POCATELLO, Idaho (KIFI/KIDK) – Idaho State University students got a big donation from Idaho Central Credit Union–one that will help them get jobs in the future.
ICCU gave $450,000 worth of information technology equipment to ISU’s College of Technology and the Information Technology Systems program.
“Donations like this allow us to train students on state-of-the-art equipment that will prepare them to go to work on like equipment when they graduate,” said Scott Rasmussen, dean of the ISU College of Technology.
John Baker, instructor in the ISU Information Technology Systems program, said the gift will be transformative for the program.
“I would say this is about 10 times what we had,” Baker said. “We probably never would have been able to afford that.”
ICCU used the donated equipment to run its system six months ago.
“With over 380,000 members and 1,300 employees we were dependent upon that equipment and it did a nice job for us,” said Mark Willden, ICCU chief information officer. “We just had an opportunity to go to this brand-new data center and we wanted the latest technology.”
Rather than selling the equipment, the credit union thought students would benefit more.
The gift comes from ICCU’s data centers and includes CISCO network equipment, switches, routers, and firewalls.
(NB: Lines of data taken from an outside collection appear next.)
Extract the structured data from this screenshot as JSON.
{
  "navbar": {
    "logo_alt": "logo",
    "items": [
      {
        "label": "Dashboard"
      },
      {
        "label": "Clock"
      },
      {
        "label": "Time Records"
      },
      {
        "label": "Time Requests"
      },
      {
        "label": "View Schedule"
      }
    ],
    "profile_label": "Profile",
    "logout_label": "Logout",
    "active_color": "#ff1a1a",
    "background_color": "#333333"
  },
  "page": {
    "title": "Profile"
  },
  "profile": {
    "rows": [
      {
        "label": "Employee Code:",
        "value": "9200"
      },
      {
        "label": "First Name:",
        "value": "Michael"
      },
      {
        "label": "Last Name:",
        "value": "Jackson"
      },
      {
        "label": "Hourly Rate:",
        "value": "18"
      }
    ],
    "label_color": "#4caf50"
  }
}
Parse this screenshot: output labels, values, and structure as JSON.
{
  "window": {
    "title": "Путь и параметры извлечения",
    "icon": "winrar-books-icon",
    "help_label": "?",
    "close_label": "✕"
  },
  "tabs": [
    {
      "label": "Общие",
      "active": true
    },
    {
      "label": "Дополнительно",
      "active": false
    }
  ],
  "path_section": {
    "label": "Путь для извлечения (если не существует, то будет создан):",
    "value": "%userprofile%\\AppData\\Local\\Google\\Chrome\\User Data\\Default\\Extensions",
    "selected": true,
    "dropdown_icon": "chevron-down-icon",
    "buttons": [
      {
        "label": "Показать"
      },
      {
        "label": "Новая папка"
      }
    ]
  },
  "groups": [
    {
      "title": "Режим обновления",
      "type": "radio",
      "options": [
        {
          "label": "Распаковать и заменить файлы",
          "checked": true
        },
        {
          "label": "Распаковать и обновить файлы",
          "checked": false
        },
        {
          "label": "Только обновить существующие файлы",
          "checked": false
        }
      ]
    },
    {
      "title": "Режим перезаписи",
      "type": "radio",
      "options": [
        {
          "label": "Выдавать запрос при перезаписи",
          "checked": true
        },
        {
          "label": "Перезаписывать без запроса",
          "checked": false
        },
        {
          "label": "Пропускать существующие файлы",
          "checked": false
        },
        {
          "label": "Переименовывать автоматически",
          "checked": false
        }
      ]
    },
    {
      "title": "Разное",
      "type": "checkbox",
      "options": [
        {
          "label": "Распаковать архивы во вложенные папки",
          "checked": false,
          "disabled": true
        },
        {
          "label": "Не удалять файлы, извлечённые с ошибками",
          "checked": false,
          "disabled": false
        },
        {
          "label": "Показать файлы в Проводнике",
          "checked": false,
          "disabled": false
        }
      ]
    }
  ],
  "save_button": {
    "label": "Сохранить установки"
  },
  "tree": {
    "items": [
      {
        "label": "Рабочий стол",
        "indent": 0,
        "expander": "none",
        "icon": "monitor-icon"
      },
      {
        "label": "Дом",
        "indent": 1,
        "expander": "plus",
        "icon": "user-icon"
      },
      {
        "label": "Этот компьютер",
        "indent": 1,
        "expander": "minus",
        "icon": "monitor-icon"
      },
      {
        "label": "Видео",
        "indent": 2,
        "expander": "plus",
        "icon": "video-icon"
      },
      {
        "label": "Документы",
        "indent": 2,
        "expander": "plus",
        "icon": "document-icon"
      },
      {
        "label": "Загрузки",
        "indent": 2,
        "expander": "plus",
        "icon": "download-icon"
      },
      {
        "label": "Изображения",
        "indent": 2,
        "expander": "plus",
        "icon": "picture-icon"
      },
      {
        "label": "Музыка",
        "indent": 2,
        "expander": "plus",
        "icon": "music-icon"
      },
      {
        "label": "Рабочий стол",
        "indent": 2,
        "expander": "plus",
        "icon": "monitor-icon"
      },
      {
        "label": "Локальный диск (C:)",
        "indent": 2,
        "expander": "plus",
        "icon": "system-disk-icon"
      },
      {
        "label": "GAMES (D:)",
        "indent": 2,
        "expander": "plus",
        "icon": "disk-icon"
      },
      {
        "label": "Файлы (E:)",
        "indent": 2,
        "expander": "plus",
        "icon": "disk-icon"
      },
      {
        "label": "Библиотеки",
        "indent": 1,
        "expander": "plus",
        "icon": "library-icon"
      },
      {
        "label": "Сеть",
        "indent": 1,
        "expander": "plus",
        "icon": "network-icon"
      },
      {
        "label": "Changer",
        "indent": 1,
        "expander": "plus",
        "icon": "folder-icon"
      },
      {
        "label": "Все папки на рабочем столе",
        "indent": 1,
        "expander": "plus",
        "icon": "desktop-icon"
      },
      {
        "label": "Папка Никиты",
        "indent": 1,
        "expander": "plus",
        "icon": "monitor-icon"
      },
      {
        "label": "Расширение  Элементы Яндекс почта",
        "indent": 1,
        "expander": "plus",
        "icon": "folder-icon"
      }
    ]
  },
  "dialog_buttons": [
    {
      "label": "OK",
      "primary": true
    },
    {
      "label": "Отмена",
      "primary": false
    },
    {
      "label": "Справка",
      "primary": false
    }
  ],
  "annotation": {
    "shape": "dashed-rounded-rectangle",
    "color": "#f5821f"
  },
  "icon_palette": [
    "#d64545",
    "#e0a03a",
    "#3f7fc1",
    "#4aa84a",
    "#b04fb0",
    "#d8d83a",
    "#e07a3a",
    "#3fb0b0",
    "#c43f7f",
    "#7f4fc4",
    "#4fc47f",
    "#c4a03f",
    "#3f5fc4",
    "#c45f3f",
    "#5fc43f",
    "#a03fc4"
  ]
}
It also includes a massive amount of network disk storage and Dell servers.
“We want to take ISU graduates and make them part of the Idaho Central family and use them for jobs in IT,” Willden said.
Students will get hands on experience using technology that’s already in the workforce.
“All of this equipment is much more current than the equipment that we’re using right now,” Baker said. “That means when the students are working on it, they’re going to be working on what’s being used in industry.”
“They’re going to be able to leave here and see the exact same equipment they’ve been working on in class,” Baker said.
“This equipment will give ISU the ability to get hands-on experience with all of the latest technologies,” Willden said. “They will come out of school and be able to contribute to businesses like Idaho Central much quicker.”